Exercise requirements = When "initials" occurs in a line of the material, copy that line.

Records for this exercise =
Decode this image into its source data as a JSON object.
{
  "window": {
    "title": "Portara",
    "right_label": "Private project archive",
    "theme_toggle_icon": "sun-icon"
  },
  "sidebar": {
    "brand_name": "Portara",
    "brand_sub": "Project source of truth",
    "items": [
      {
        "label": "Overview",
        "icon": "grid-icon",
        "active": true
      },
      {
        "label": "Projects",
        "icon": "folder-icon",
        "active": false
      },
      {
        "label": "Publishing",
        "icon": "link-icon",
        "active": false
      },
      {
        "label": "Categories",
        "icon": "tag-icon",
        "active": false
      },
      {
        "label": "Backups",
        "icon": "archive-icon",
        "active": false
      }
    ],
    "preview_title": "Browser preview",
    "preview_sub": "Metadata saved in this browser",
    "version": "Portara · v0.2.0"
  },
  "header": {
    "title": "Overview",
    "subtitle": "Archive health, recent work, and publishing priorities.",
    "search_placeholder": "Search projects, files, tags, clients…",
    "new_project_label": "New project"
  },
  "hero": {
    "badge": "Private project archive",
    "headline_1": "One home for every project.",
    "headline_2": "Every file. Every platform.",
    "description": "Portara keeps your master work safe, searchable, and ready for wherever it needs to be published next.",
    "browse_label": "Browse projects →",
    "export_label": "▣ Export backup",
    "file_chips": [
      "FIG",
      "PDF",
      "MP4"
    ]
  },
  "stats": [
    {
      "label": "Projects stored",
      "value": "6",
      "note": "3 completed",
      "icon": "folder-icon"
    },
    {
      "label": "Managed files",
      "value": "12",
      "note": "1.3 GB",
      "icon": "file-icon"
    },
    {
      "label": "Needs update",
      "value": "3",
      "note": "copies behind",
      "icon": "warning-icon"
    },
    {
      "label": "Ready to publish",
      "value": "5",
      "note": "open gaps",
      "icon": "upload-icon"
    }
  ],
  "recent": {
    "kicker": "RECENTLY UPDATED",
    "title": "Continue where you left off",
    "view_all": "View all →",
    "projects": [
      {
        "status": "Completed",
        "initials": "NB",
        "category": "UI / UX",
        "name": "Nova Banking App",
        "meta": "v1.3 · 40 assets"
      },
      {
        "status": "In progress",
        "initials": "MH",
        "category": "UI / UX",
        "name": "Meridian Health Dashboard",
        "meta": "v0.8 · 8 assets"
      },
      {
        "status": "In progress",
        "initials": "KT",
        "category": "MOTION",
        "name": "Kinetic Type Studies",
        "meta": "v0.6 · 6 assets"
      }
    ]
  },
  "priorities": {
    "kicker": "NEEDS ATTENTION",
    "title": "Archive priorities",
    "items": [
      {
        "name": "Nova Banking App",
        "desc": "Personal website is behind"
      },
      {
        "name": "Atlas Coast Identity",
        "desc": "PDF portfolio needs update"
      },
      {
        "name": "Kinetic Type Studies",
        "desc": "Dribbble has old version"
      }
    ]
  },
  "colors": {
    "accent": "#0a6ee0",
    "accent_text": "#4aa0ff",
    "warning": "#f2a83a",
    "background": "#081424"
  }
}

Solution for this task =
        "initials": "NB",
        "initials": "MH",
        "initials": "KT",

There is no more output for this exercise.